If the Company’s ownership interest is reduced through dilution to less than 5%, we will be deemed to have resigned from Round Top and will relinquish our ownership interest to Round Top, in exchange for the right to receive 5% of net proceeds, if any, from the sale of products by Round Top.

Certain matters that require unanimous management committee approval will not be applicable if the Company’s membership interest falls below 15% in Round Top.

Meetings will be held every three months unless otherwise agreed. For matters before the management committee that require a vote, voting is by simple majority except for certain “major decisions” that require a unanimous vote. So long as the Company maintains a 15% or greater ownership interest, the nine decisions identified in the bullet points below require unanimous approval.

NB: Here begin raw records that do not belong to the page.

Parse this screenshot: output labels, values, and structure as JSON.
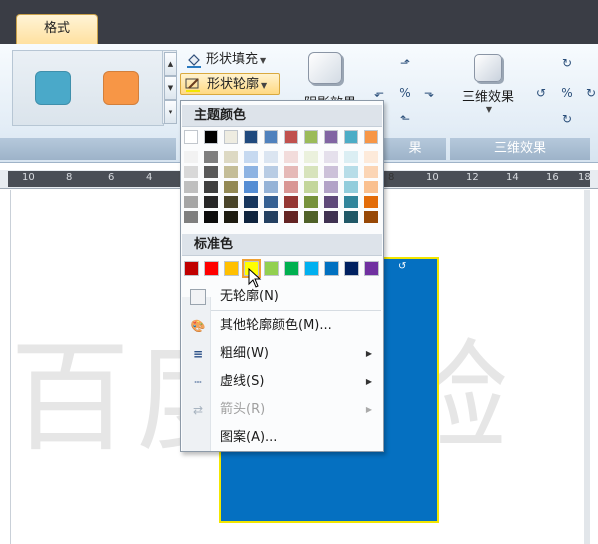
{
  "tabs": {
    "format_label": "格式"
  },
  "ribbon": {
    "style_swatches": [
      "#4aa9c9",
      "#f79646"
    ],
    "shape_fill_label": "形状填充",
    "shape_outline_label": "形状轮廓",
    "shadow_effect_label": "阴影效果",
    "three_d_label": "三维效果",
    "group_shadow_label": "果",
    "group_3d_label": "三维效果"
  },
  "ruler": {
    "left_ticks": [
      "10",
      "8",
      "6",
      "4"
    ],
    "right_ticks": [
      "8",
      "10",
      "12",
      "14",
      "16",
      "18"
    ]
  },
  "document": {
    "watermark_text": "百度经验",
    "shape_fill_color": "#0570c1",
    "shape_outline_color": "#f2e600"
  },
  "outline_menu": {
    "theme_colors_header": "主题颜色",
    "theme_colors": [
      "#ffffff",
      "#000000",
      "#eeece1",
      "#1f497d",
      "#4f81bd",
      "#c0504d",
      "#9bbb59",
      "#8064a2",
      "#4bacc6",
      "#f79646"
    ],
    "theme_shades": [
      [
        "#f2f2f2",
        "#d8d8d8",
        "#bfbfbf",
        "#a5a5a5",
        "#7f7f7f"
      ],
      [
        "#7f7f7f",
        "#595959",
        "#3f3f3f",
        "#262626",
        "#0c0c0c"
      ],
      [
        "#ddd9c3",
        "#c4bd97",
        "#938953",
        "#494429",
        "#1d1b10"
      ],
      [
        "#c6d9f0",
        "#8db3e2",
        "#548dd4",
        "#17365d",
        "#0f243e"
      ],
      [
        "#dbe5f1",
        "#b8cce4",
        "#95b3d7",
        "#366092",
        "#244061"
      ],
      [
        "#f2dcdb",
        "#e5b9b7",
        "#d99694",
        "#953734",
        "#632423"
      ],
      [
        "#ebf1dd",
        "#d7e3bc",
        "#c3d69b",
        "#76923c",
        "#4f6128"
      ],
      [
        "#e5e0ec",
        "#ccc1d9",
        "#b2a2c7",
        "#5f497a",
        "#3f3151"
      ],
      [
        "#dbeef3",
        "#b7dde8",
        "#92cddc",
        "#31859b",
        "#205867"
      ],
      [
        "#fdeada",
        "#fbd5b5",
        "#fac08f",
        "#e36c09",
        "#974806"
      ]
    ],
    "standard_colors_header": "标准色",
    "standard_colors": [
      "#c00000",
      "#ff0000",
      "#ffc000",
      "#ffff00",
      "#92d050",
      "#00b050",
      "#00b0f0",
      "#0070c0",
      "#002060",
      "#7030a0"
    ],
    "selected_standard_color": "#ffff00",
    "items": {
      "no_outline": "无轮廓(N)",
      "more_colors": "其他轮廓颜色(M)...",
      "weight": "粗细(W)",
      "dashes": "虚线(S)",
      "arrows": "箭头(R)",
      "pattern": "图案(A)..."
    }
  }
}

If the Company’s ownership interest falls below 15%, the number of unanimous decisions is reduced to five (being the first five bullet points below). If the Company is acquired by a REE mining company or sells its ownership int